- _Data shown_
--- START ---
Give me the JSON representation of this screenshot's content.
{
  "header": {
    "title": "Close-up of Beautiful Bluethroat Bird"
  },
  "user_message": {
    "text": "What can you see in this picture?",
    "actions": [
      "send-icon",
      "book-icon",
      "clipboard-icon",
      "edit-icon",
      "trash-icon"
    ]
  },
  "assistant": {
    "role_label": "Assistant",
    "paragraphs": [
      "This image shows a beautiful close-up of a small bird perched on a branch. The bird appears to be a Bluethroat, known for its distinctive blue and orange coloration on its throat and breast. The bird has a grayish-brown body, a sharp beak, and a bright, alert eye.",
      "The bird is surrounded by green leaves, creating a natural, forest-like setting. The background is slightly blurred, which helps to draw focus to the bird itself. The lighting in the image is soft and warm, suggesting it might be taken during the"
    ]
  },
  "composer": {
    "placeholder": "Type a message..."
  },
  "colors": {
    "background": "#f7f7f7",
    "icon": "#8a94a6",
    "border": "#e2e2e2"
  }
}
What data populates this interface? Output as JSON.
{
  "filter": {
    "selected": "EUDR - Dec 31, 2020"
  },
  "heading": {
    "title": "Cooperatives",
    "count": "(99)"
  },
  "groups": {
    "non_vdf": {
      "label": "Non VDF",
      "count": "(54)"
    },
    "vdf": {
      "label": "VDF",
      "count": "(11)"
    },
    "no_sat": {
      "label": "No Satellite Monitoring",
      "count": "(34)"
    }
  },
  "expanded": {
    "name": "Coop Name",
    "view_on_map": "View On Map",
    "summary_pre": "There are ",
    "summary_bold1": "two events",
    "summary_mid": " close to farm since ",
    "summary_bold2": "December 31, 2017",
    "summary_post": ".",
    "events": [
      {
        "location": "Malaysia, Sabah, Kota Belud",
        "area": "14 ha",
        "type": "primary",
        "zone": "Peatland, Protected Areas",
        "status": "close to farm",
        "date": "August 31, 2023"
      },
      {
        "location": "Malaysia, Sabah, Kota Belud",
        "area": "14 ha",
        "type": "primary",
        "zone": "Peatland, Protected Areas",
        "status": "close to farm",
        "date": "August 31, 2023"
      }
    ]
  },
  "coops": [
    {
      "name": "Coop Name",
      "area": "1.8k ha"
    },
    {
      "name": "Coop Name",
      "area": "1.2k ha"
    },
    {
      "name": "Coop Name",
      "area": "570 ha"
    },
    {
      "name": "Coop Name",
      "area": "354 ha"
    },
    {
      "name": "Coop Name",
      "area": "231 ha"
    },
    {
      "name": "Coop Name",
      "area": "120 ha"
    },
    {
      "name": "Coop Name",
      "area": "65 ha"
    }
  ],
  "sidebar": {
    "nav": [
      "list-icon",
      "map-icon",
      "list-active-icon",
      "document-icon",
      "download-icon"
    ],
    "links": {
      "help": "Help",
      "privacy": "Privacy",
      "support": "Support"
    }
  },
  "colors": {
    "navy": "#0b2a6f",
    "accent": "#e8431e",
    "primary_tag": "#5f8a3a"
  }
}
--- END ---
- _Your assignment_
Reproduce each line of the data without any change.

- _Written answer_
Give me the JSON representation of this screenshot's content.
{
  "header": {
    "title": "Close-up of Beautiful Bluethroat Bird"
  },
  "user_message": {
    "text": "What can you see in this picture?",
    "actions": [
      "send-icon",
      "book-icon",
      "clipboard-icon",
      "edit-icon",
      "trash-icon"
    ]
  },
  "assistant": {
    "role_label": "Assistant",
    "paragraphs": [
      "This image shows a beautiful close-up of a small bird perched on a branch. The bird appears to be a Bluethroat, known for its distinctive blue and orange coloration on its throat and breast. The bird has a grayish-brown body, a sharp beak, and a bright, alert eye.",
      "The bird is surrounded by green leaves, creating a natural, forest-like setting. The background is slightly blurred, which helps to draw focus to the bird itself. The lighting in the image is soft and warm, suggesting it might be taken during the"
    ]
  },
  "composer": {
    "placeholder": "Type a message..."
  },
  "colors": {
    "background": "#f7f7f7",
    "icon": "#8a94a6",
    "border": "#e2e2e2"
  }
}
What data populates this interface? Output as JSON.
{
  "filter": {
    "selected": "EUDR - Dec 31, 2020"
  },
  "heading": {
    "title": "Cooperatives",
    "count": "(99)"
  },
  "groups": {
    "non_vdf": {
      "label": "Non VDF",
      "count": "(54)"
    },
    "vdf": {
      "label": "VDF",
      "count": "(11)"
    },
    "no_sat": {
      "label": "No Satellite Monitoring",
      "count": "(34)"
    }
  },
  "expanded": {
    "name": "Coop Name",
    "view_on_map": "View On Map",
    "summary_pre": "There are ",
    "summary_bold1": "two events",
    "summary_mid": " close to farm since ",
    "summary_bold2": "December 31, 2017",
    "summary_post": ".",
    "events": [
      {
        "location": "Malaysia, Sabah, Kota Belud",
        "area": "14 ha",
        "type": "primary",
        "zone": "Peatland, Protected Areas",
        "status": "close to farm",
        "date": "August 31, 2023"
      },
      {
        "location": "Malaysia, Sabah, Kota Belud",
        "area": "14 ha",
        "type": "primary",
        "zone": "Peatland, Protected Areas",
        "status": "close to farm",
        "date": "August 31, 2023"
      }
    ]
  },
  "coops": [
    {
      "name": "Coop Name",
      "area": "1.8k ha"
    },
    {
      "name": "Coop Name",
      "area": "1.2k ha"
    },
    {
      "name": "Coop Name",
      "area": "570 ha"
    },
    {
      "name": "Coop Name",
      "area": "354 ha"
    },
    {
      "name": "Coop Name",
      "area": "231 ha"
    },
    {
      "name": "Coop Name",
      "area": "120 ha"
    },
    {
      "name": "Coop Name",
      "area": "65 ha"
    }
  ],
  "sidebar": {
    "nav": [
      "list-icon",
      "map-icon",
      "list-active-icon",
      "document-icon",
      "download-icon"
    ],
    "links": {
      "help": "Help",
      "privacy": "Privacy",
      "support": "Support"
    }
  },
  "colors": {
    "navy": "#0b2a6f",
    "accent": "#e8431e",
    "primary_tag": "#5f8a3a"
  }
}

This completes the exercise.